right to extradite the accused had been lost by reason of the inordinate length of time that had
passed since the specified offence was said to have been committed and, particularly, since the High
Court proceedings had heard in the following terms:
“As to the first point, the delay has been inordinate and it is in part
unexplained; but I do not think it is in itself a good ground for refusing
extradition. The failure to have the charge against the accused tried in due
time in London has been the accused's own fault primarily. Such evasion of
a trial is usually the reason for extradition proceedings. If the accused had
not broken bail and fled to Ireland, the charge against him would have
been tried and disposed of long since. If the superimposed delay, due to the
extraordinary lapse of time between the hearing in the High Court and the
delivery of the reserved judgment, could be said to imperil or render
impossible a fair trial, that would be a matter which would have to be
raised in the first instance in an English court. But the scheme of
reciprocal extradition between Ireland and The United Kingdom,
represented on the Irish side by the Extradition Act, 1965, does not
recognise delay as a ground for refusing extradition. For the Courts in this
State to recognise delay as such a ground, it would be necessary to read
into the statute something that has been omitted, presumably, on purpose.
Therefore, I would reject this ground of appeal.”
77. Since the District Court had no jurisdiction to entertain an argument based on delay,
its decision cannot be questioned for that reason.
78. I would dismiss the appeal from the judgment and order of the High Court in the
judicial review proceedings and affirm the order of the High Court.

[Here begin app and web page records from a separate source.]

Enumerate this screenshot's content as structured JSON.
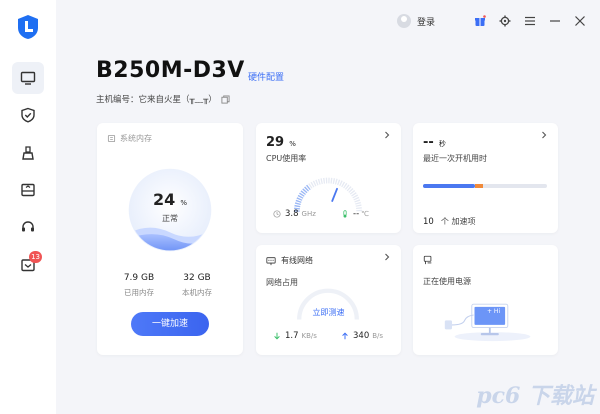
{
  "app": {
    "accent": "#3b6ef5"
  },
  "sidebar": {
    "badge_count": "13",
    "items": [
      {
        "icon": "monitor-icon",
        "active": true
      },
      {
        "icon": "shield-check-icon",
        "active": false
      },
      {
        "icon": "broom-icon",
        "active": false
      },
      {
        "icon": "drive-box-icon",
        "active": false
      },
      {
        "icon": "headset-icon",
        "active": false
      },
      {
        "icon": "message-box-icon",
        "active": false
      }
    ]
  },
  "topbar": {
    "login_label": "登录",
    "icons": [
      "gift-box-icon",
      "gear-icon",
      "menu-icon",
      "minimize-icon",
      "close-icon"
    ]
  },
  "header": {
    "model": "B250M-D3V",
    "hardware_link": "硬件配置",
    "host_label": "主机编号：",
    "host_value": "它来自火星（╥﹏╥）"
  },
  "memory": {
    "title": "系统内存",
    "percent_value": "24",
    "percent_unit": "%",
    "status": "正常",
    "used_value": "7.9 GB",
    "used_label": "已用内存",
    "total_value": "32 GB",
    "total_label": "本机内存",
    "boost_button": "一键加速"
  },
  "cpu": {
    "percent_value": "29",
    "percent_unit": "%",
    "label": "CPU使用率",
    "freq_value": "3.8",
    "freq_unit": "GHz",
    "temp_value": "--",
    "temp_unit": "℃",
    "usage": 0.29
  },
  "boot": {
    "value": "--",
    "unit": "秒",
    "label": "最近一次开机用时",
    "items_count": "10",
    "items_label": "个 加速项",
    "progress_blue": 0.42,
    "progress_orange": 0.06
  },
  "network": {
    "title": "有线网络",
    "label": "网络占用",
    "speedtest": "立即测速",
    "down_value": "1.7",
    "down_unit": "KB/s",
    "up_value": "340",
    "up_unit": "B/s"
  },
  "power": {
    "label": "正在使用电源",
    "screen_text": "+ Hi"
  },
  "watermark": {
    "text": "pc6 下载站"
  }
}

79. However, I would make an order for the release of Mr Bolger insofar as his
extradition has been ordered in respect of the three forgery offences.